That controversy surely is related to a still-growing literature trying to understand Central America in its postinsurgency period, even if part of Goodwin's No Other Way Out (item #bi2002004500#) provides a powerful analysis of the civil wars themselves. Many scholars have thus devoted themselves to understanding how the end-of-war and war-related events themselves are continuing to influence deeply social life and social movements in the isthmus. Some have focused on the great upsurge in ordinary criminal violence, including homicides, in postwar El Salvador. Others have examined more closely migratory and economic impacts of that period, some of them increasingly looking quite permanent, notably in Belize. The most exceptional look at migration and return is surely Camacho and Aguilar's Memoria de la esperanza on Guatemala (item #bi 99000098#).

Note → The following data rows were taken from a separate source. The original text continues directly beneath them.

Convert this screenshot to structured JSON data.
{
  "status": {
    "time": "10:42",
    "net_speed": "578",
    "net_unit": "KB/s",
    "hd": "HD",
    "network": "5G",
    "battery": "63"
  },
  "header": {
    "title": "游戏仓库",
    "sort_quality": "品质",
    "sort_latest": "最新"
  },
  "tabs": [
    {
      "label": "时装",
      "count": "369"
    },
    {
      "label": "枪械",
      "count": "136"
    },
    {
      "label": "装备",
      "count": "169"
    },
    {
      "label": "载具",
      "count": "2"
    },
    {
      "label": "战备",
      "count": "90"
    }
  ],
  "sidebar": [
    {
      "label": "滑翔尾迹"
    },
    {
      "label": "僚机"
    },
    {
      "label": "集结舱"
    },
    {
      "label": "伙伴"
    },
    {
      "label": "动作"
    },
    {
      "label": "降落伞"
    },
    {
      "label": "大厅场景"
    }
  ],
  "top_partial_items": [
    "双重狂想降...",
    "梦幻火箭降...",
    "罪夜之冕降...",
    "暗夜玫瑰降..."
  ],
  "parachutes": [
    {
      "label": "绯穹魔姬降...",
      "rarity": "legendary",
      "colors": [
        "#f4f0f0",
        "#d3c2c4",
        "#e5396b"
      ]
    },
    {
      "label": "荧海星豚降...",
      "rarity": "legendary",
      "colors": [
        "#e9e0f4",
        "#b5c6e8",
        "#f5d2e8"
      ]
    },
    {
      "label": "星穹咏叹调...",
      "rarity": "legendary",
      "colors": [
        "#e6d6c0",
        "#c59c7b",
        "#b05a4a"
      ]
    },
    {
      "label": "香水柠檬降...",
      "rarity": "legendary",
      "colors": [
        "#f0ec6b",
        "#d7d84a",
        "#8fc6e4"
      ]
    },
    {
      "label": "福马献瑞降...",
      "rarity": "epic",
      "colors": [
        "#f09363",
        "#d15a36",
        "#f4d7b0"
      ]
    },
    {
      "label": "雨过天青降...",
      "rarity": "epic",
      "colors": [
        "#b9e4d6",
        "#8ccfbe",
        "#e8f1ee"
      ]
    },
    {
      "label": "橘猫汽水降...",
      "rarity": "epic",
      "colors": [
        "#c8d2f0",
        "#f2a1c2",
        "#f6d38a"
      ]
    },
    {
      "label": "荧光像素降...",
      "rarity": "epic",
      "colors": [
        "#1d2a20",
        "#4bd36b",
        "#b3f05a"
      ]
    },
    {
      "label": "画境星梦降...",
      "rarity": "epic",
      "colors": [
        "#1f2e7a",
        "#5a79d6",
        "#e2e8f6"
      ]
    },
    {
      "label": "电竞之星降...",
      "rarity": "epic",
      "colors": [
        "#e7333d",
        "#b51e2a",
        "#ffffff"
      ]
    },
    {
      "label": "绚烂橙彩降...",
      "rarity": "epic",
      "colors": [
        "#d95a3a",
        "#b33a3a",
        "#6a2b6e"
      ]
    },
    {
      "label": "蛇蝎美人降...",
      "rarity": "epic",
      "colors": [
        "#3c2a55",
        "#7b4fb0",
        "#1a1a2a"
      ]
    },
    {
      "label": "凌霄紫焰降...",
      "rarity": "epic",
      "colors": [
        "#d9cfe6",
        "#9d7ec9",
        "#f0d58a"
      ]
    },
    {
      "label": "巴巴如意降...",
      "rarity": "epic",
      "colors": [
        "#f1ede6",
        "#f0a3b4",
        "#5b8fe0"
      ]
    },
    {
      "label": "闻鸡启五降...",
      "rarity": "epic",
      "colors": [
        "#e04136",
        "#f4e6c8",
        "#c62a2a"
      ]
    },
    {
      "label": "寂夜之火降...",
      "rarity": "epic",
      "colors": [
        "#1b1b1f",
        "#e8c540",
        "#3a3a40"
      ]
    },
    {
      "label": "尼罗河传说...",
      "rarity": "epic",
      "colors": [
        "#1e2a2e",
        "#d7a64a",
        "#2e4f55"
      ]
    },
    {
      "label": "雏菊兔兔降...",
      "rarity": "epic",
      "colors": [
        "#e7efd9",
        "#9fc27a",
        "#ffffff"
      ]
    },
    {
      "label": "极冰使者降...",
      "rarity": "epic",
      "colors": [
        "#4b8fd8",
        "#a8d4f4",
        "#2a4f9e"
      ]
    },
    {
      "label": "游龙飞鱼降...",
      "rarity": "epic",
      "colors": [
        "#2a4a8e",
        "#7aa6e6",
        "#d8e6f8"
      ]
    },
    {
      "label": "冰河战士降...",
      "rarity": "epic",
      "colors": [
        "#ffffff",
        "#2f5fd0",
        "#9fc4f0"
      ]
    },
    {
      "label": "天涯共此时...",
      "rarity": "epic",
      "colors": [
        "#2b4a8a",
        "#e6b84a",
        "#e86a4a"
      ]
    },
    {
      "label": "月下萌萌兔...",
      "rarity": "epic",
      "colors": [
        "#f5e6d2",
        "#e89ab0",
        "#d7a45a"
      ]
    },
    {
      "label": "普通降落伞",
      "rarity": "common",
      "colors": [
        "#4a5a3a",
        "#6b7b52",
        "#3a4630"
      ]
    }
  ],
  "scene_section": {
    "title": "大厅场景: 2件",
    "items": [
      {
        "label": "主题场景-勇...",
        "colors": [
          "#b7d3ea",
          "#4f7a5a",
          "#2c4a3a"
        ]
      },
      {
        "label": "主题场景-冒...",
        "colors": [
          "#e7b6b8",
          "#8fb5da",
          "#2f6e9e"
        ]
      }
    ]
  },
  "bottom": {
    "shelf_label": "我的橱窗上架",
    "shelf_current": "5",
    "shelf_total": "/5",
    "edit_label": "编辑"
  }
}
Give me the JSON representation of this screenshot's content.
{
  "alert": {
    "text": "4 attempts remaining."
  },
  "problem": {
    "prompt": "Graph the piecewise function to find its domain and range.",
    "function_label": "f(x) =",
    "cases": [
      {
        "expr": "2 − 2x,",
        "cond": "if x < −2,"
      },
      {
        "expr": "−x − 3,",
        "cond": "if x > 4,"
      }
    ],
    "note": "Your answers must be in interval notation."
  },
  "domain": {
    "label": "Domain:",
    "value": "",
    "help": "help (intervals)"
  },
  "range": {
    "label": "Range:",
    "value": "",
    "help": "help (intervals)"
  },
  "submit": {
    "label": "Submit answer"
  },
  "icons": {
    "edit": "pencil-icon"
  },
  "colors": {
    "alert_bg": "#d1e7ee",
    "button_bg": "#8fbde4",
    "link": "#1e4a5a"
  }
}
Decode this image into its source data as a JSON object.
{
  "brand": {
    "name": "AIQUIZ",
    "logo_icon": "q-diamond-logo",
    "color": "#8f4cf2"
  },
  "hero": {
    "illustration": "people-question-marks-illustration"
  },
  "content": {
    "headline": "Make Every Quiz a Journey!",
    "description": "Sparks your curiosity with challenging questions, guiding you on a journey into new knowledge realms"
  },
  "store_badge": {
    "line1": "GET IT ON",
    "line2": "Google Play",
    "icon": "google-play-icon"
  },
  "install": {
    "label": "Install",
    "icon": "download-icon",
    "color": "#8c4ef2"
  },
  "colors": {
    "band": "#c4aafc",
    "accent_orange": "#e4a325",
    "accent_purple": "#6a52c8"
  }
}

Many scholars have focused on women's organizing experiences that carried through or came after the war, with their focus increasingly turning away from the effects of war itself, and notably to those movements concerned with women's formal political participation (or absence thereof), and also attempts to find social space for small but notable lesbian movements in the region. Scholars continue to explore issues yet further afield, including women's labor-force and artisanal experiences in recent years and how they intertwine with women's roles as wives and homemakers (poorly, it seems, from their often unsympathetic spouses' perspectives).
The intersections of gender and sexuality are especially well highlighted when scholars turn their analytical lenses to gays and lesbians in the region, whose experiences are considered in multiple works here, or to subtle interpretations of beauty pageants and ceremonies (items #bi 97015925# and #bi 97015924#). AIDS and its proximate causes continue to attract some analytical attention in three works covering the entire region, Nicaragua, and Honduras. In addition, two forms of sexual crime, male prostitution and incest, are carefully studied in three books on those hitherto understudied topics; as are men's sexual experiences in Central American jails. Men in jail and male prostitution are both treated by Schifter, only two of whose numerous contributions dealing with sexuality and sexual identity are reviewed here (items #bi 00005470# and #bi 98010358#).
Demography and the sociology of religion continue to be areas of mostly traditional and increasingly novel analyses, respectively; yet both types enrich our understanding. A wide array of useful demographic knowledge emerges from one collection in particular, De los mayas a la planificación familiar: demografía del istmo, where multiple contributors tackle a wide array of topics with an even wider wealth of data, including important ecological issues in some cases (item #bi2002004413#). In the sociology of religion, the field has now mostly rid itself of the casual and summary comments encountered previously about evangelicals, CEBs, or "traditional" Catholicism. Instead, every entry selected here focuses upon inter-religious dynamics in villages or nations, or across the region as whole; by so doing, the authors lead us to a better understanding of the complex "religious field" that Central America has become.